→ Work instructions
Retyping the data exactly is the task. Include every line.

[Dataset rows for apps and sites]
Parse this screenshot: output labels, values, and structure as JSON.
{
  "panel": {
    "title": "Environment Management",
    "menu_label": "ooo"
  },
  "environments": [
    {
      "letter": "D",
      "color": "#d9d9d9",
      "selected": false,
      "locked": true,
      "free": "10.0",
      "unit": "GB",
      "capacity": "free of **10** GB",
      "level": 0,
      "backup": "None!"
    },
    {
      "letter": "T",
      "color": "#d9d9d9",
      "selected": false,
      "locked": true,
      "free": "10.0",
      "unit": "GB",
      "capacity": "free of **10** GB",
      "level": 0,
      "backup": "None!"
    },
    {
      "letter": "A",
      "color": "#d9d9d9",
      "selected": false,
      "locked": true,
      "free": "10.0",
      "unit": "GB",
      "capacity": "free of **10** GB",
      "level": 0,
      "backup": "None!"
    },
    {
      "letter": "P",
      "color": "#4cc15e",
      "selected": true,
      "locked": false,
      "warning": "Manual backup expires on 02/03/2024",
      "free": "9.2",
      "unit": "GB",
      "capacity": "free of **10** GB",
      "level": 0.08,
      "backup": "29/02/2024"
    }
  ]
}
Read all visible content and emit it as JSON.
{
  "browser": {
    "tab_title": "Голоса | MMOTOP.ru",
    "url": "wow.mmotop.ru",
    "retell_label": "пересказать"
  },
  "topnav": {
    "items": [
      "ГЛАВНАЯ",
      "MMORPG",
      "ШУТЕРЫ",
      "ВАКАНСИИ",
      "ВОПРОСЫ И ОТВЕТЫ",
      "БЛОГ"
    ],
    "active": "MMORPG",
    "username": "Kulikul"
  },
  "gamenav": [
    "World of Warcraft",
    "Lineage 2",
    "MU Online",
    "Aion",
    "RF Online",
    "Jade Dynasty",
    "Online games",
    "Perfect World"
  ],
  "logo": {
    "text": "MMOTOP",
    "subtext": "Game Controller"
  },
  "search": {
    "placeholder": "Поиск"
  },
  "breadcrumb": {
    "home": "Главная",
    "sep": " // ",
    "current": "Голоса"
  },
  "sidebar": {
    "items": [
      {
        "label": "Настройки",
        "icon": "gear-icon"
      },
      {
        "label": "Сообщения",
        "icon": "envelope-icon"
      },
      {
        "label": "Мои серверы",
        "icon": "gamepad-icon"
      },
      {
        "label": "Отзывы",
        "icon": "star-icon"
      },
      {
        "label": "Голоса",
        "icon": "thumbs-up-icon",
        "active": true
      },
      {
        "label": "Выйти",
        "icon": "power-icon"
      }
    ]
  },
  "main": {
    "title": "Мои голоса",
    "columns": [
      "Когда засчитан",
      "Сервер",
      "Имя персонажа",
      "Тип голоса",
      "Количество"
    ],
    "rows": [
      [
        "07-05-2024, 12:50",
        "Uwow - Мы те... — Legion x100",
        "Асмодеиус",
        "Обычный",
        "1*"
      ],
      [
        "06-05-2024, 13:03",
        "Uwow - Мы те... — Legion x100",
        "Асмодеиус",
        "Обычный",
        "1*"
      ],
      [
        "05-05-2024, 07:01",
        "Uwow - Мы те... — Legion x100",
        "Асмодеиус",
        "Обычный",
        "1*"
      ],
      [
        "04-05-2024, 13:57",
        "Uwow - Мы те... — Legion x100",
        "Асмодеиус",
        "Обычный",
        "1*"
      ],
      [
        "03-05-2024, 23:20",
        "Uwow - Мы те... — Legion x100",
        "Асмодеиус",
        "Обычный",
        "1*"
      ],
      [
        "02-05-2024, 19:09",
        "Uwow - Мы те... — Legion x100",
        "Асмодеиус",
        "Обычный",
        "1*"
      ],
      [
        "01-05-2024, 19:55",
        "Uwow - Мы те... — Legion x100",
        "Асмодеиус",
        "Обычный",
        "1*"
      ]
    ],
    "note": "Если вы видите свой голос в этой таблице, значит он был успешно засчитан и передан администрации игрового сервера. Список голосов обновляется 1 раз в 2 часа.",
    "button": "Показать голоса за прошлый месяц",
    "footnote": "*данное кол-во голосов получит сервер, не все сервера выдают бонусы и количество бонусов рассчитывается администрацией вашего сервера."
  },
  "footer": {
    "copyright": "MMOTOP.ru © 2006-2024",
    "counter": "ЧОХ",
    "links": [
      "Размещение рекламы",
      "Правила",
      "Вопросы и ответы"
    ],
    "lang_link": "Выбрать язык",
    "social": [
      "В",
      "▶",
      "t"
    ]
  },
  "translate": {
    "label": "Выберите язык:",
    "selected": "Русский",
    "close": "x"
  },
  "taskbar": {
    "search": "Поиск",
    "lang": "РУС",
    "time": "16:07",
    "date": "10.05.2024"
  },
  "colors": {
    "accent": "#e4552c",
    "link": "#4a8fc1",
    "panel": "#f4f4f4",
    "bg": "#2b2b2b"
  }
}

→ Reply
Parse this screenshot: output labels, values, and structure as JSON.
{
  "panel": {
    "title": "Environment Management",
    "menu_label": "ooo"
  },
  "environments": [
    {
      "letter": "D",
      "color": "#d9d9d9",
      "selected": false,
      "locked": true,
      "free": "10.0",
      "unit": "GB",
      "capacity": "free of **10** GB",
      "level": 0,
      "backup": "None!"
    },
    {
      "letter": "T",
      "color": "#d9d9d9",
      "selected": false,
      "locked": true,
      "free": "10.0",
      "unit": "GB",
      "capacity": "free of **10** GB",
      "level": 0,
      "backup": "None!"
    },
    {
      "letter": "A",
      "color": "#d9d9d9",
      "selected": false,
      "locked": true,
      "free": "10.0",
      "unit": "GB",
      "capacity": "free of **10** GB",
      "level": 0,
      "backup": "None!"
    },
    {
      "letter": "P",
      "color": "#4cc15e",
      "selected": true,
      "locked": false,
      "warning": "Manual backup expires on 02/03/2024",
      "free": "9.2",
      "unit": "GB",
      "capacity": "free of **10** GB",
      "level": 0.08,
      "backup": "29/02/2024"
    }
  ]
}
Read all visible content and emit it as JSON.
{
  "browser": {
    "tab_title": "Голоса | MMOTOP.ru",
    "url": "wow.mmotop.ru",
    "retell_label": "пересказать"
  },
  "topnav": {
    "items": [
      "ГЛАВНАЯ",
      "MMORPG",
      "ШУТЕРЫ",
      "ВАКАНСИИ",
      "ВОПРОСЫ И ОТВЕТЫ",
      "БЛОГ"
    ],
    "active": "MMORPG",
    "username": "Kulikul"
  },
  "gamenav": [
    "World of Warcraft",
    "Lineage 2",
    "MU Online",
    "Aion",
    "RF Online",
    "Jade Dynasty",
    "Online games",
    "Perfect World"
  ],
  "logo": {
    "text": "MMOTOP",
    "subtext": "Game Controller"
  },
  "search": {
    "placeholder": "Поиск"
  },
  "breadcrumb": {
    "home": "Главная",
    "sep": " // ",
    "current": "Голоса"
  },
  "sidebar": {
    "items": [
      {
        "label": "Настройки",
        "icon": "gear-icon"
      },
      {
        "label": "Сообщения",
        "icon": "envelope-icon"
      },
      {
        "label": "Мои серверы",
        "icon": "gamepad-icon"
      },
      {
        "label": "Отзывы",
        "icon": "star-icon"
      },
      {
        "label": "Голоса",
        "icon": "thumbs-up-icon",
        "active": true
      },
      {
        "label": "Выйти",
        "icon": "power-icon"
      }
    ]
  },
  "main": {
    "title": "Мои голоса",
    "columns": [
      "Когда засчитан",
      "Сервер",
      "Имя персонажа",
      "Тип голоса",
      "Количество"
    ],
    "rows": [
      [
        "07-05-2024, 12:50",
        "Uwow - Мы те... — Legion x100",
        "Асмодеиус",
        "Обычный",
        "1*"
      ],
      [
        "06-05-2024, 13:03",
        "Uwow - Мы те... — Legion x100",
        "Асмодеиус",
        "Обычный",
        "1*"
      ],
      [
        "05-05-2024, 07:01",
        "Uwow - Мы те... — Legion x100",
        "Асмодеиус",
        "Обычный",
        "1*"
      ],
      [
        "04-05-2024, 13:57",
        "Uwow - Мы те... — Legion x100",
        "Асмодеиус",
        "Обычный",
        "1*"
      ],
      [
        "03-05-2024, 23:20",
        "Uwow - Мы те... — Legion x100",
        "Асмодеиус",
        "Обычный",
        "1*"
      ],
      [
        "02-05-2024, 19:09",
        "Uwow - Мы те... — Legion x100",
        "Асмодеиус",
        "Обычный",
        "1*"
      ],
      [
        "01-05-2024, 19:55",
        "Uwow - Мы те... — Legion x100",
        "Асмодеиус",
        "Обычный",
        "1*"
      ]
    ],
    "note": "Если вы видите свой голос в этой таблице, значит он был успешно засчитан и передан администрации игрового сервера. Список голосов обновляется 1 раз в 2 часа.",
    "button": "Показать голоса за прошлый месяц",
    "footnote": "*данное кол-во голосов получит сервер, не все сервера выдают бонусы и количество бонусов рассчитывается администрацией вашего сервера."
  },
  "footer": {
    "copyright": "MMOTOP.ru © 2006-2024",
    "counter": "ЧОХ",
    "links": [
      "Размещение рекламы",
      "Правила",
      "Вопросы и ответы"
    ],
    "lang_link": "Выбрать язык",
    "social": [
      "В",
      "▶",
      "t"
    ]
  },
  "translate": {
    "label": "Выберите язык:",
    "selected": "Русский",
    "close": "x"
  },
  "taskbar": {
    "search": "Поиск",
    "lang": "РУС",
    "time": "16:07",
    "date": "10.05.2024"
  },
  "colors": {
    "accent": "#e4552c",
    "link": "#4a8fc1",
    "panel": "#f4f4f4",
    "bg": "#2b2b2b"
  }
}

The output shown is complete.